it, but it was too dirty, and we were obliged to keep on the outside. Mr.
Tilson admired the trees very much, but grieved that they should not be
turned into money.
My mother's cold is better, and I believe she only wants dry weather to
be very well. It was a great distress to her that Anna should be absent
during her uncle's visit, a distress which I could not share. She does not
return from Faringdon till this evening, and I doubt not has had plenty
of the miscellaneous, unsettled sort of happiness which seems to suit her
best. We hear from Miss Benn, who was on the Common with the Prowtings,
that she was very much admired by the gentlemen in general.
I like your new bonnets exceedingly; yours is a shape which always looks
well, and I think Fanny's particularly becoming to her.
On Monday I had the pleasure of receiving, unpacking, and approving our
Wedgwood ware.
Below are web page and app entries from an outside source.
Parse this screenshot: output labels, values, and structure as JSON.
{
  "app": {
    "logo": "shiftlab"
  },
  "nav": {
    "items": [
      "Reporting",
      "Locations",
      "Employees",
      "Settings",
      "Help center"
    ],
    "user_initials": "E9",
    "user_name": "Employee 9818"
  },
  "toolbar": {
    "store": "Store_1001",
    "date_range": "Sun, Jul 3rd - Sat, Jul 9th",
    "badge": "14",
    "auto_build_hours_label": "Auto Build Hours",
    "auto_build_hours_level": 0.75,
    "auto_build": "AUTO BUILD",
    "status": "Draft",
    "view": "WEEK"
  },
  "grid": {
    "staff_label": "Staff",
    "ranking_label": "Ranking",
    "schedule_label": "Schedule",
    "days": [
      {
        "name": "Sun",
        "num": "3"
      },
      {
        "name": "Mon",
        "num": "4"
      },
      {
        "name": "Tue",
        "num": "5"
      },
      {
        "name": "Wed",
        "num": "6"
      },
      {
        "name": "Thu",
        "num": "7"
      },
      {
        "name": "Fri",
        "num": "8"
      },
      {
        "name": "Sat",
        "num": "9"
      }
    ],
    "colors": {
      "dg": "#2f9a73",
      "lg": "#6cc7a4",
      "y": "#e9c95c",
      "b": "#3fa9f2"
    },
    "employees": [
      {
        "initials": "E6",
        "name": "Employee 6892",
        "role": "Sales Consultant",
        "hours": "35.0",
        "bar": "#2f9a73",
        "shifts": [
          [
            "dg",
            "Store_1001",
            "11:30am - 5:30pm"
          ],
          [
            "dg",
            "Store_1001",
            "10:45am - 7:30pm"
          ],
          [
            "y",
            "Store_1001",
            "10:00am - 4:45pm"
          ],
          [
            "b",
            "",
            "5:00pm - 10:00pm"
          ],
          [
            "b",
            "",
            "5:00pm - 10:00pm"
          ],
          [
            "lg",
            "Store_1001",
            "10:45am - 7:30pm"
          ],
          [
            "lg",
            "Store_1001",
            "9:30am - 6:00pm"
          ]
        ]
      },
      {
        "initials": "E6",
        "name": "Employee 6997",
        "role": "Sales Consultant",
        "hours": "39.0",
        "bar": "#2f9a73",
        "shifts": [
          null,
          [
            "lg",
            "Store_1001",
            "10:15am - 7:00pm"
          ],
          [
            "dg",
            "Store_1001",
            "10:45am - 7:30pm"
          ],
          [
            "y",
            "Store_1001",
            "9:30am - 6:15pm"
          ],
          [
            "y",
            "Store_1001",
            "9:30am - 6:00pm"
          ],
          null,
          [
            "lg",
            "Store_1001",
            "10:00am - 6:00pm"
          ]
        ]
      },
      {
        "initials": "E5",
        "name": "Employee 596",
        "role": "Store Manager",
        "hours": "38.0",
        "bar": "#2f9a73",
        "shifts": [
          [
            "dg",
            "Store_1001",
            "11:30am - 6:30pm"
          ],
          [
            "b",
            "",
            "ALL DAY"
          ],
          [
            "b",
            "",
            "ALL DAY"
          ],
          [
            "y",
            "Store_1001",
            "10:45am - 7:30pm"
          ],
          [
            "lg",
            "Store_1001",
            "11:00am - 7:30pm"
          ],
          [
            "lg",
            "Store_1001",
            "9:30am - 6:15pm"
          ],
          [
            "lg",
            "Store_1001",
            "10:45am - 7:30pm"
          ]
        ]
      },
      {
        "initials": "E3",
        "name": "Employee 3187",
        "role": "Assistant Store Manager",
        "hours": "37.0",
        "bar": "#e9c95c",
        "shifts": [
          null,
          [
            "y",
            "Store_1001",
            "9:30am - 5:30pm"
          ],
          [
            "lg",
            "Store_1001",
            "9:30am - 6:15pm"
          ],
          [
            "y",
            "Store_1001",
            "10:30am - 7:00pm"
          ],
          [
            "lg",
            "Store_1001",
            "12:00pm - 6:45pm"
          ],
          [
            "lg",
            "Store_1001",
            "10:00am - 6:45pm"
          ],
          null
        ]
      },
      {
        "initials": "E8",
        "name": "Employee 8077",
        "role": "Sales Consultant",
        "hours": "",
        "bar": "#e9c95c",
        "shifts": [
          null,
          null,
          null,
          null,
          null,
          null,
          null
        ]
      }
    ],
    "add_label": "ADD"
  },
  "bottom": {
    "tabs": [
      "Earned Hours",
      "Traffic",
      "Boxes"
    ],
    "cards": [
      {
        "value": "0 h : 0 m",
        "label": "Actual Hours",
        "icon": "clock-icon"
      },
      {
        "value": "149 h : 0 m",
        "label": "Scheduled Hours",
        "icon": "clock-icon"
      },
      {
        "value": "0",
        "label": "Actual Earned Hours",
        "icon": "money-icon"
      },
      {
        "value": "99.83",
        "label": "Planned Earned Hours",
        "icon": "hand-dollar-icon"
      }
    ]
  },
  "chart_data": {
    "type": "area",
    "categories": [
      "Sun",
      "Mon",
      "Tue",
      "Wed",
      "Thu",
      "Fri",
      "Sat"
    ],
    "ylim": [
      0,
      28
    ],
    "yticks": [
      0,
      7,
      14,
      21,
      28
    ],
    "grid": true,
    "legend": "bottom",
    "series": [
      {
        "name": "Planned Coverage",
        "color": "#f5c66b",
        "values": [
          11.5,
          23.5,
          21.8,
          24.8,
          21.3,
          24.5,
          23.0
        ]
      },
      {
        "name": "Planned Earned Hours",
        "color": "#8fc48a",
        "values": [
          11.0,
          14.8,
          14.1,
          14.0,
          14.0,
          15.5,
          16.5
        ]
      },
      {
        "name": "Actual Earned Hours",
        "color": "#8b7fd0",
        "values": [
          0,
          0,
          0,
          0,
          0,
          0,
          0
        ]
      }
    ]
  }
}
It all came very safely, and upon the whole is a good
match, though I think they might have allowed us rather larger leaves,
especially in such a year of fine foliage as this. One is apt to suppose
that the woods about Birmingham must be blighted. There was no bill with
the goods, but that shall not screen them from being paid. I mean to ask
Martha to settle the account. It will be quite in her way, for she is
just now sending my mother a breakfast set from the same place.
I hope it will come by the waggon to-morrow; it is certainly what we want,
and I long to know what it is like, and as I am sure Martha has great
pleasure in making the present, I will not have any regret. We have
considerable dealings with the waggons at present: a hamper of port and
brandy from Southampton is now in the kitchen.
Your answer about the Miss Plumbtrees proves you as fine a Daniel as ever
Portia was; for I maintained Emma to be the eldest.
We began pease on Sunday, but our gatherings are very small, not at
all like the gathering in the "Lady of the Lake." Yesterday I had the
agreeable surprise of finding several scarlet strawberries quite ripe;
had you been at home, this would have been a pleasure lost. There are
more gooseberries and fewer currants than I thought at first. We must buy
currants for our wine.
The Digweeds are gone down to see the Stephen Terrys at Southampton, and
catch the King's birthday at Portsmouth. Miss Papillon called on us
yesterday, looking handsomer than ever. Maria Middleton and Miss Benn dine
We are not to enclose any more letters to Abingdon Street, as perhaps
Martha has told you,
I had just left off writing and put on my things for walking to Alton,
when Anna and her friend Harriot called in their way thither, so we went
together. Their business was to provide mourning against the King's
death, and my mother has had a bombasin bought for her. I am not sorry to
be back again, for the young ladies had a great deal to do, and without
much method in doing it.
Anna does not come home till to-morrow morning. She has written I find to
Fanny, but there does not seem to be a great deal to relate of Tuesday.
I had hoped there might be dancing.
Mrs. Budd died on Sunday evening. I saw her two days before her death,
and thought it must happen soon. She suffered much from weakness and
restlessness almost to the last. Poor little Harriot seems truly grieved.
You have never mentioned Harry; how is he?
With love to you all,
Miss Austen, Edward Austen's, Esq.
Godmersham Park, Faversham.
 A large beech wood extending for a long distance upon a hill about a
mile from Chawton: the trees are magnificent.